Clothesline Project Protest Pushes for University Pledge against NDAs
“Oxford University misuses NDAs to silence and intimidate survivors”, It Happens Here Oxford claims.
Today, protesters from across Oxford are collaborating with the artist and activist, Monica Mayer, on an installation on Radcliffe Square. Mayer originally curated The Clothesline Project (El Tendedero) in Mexico City in 1978, where women wrote experiences of harassment, abuse and domestic violence on pink cards, which were pegged on a clothesline. Now students at Oxford are recreating this.
With Oxford University colleges facing criticim for their handling of rape and sexual assault allegations, focus has been concentrated on the use of Non-Disclosure Agreements (NDAs) to silence victims.
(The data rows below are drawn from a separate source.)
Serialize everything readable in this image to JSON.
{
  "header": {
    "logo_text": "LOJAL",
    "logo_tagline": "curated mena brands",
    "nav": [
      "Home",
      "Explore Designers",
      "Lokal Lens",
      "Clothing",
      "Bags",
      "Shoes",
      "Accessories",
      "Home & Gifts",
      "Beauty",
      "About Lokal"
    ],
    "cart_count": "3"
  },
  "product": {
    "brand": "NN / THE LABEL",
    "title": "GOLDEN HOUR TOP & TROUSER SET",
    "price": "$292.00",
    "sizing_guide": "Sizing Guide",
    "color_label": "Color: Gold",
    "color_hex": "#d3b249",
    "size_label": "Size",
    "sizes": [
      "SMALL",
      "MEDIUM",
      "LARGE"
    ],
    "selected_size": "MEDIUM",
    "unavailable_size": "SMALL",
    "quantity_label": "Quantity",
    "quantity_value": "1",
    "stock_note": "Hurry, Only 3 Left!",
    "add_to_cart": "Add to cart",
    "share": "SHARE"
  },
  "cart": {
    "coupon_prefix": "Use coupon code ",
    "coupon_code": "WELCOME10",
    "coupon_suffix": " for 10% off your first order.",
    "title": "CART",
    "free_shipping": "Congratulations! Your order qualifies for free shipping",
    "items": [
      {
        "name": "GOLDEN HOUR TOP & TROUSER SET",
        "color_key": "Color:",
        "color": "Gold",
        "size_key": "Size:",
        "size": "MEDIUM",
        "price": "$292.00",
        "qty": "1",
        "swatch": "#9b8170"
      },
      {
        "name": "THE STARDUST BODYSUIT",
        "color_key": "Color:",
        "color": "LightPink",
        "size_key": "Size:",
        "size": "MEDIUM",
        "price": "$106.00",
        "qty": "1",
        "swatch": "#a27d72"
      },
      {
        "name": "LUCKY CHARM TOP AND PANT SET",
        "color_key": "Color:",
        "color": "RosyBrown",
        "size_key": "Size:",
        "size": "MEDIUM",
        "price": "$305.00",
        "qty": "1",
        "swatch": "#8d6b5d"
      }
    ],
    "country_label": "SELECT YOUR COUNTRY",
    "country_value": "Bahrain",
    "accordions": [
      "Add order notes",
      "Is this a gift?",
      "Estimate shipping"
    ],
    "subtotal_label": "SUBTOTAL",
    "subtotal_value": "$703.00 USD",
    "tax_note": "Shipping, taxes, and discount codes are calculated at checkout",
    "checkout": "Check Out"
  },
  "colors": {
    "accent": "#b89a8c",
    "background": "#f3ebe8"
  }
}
Earlier this week, Lady Margaret Hall (LMH) was the first college to ban NDAs, following controversy surrounding the college allegedly “trying desperately to convince” a victim of assault “not to complain”.
In a statement from one of the organisers of today’s demonstration, she remarked: “whilst LMH has set a positive precedent for the banning of Non-Disclosure Agreements there is still a long way to go”. She proceeded to say, “I hope that the Clothesline Project will elevate survivors’ voices in the face of a climate and institution which prevents them from speaking out about their experiences”. The organisers believe that other colleges should be following suit.
Various organisations within Oxford have been involved, including the It Happens Here Campaign, the Oxford Rape and Sexual Assault Crisis Centre, Cat Calls of Oxford, Oxford Women in Law, and Oxford Women in Business.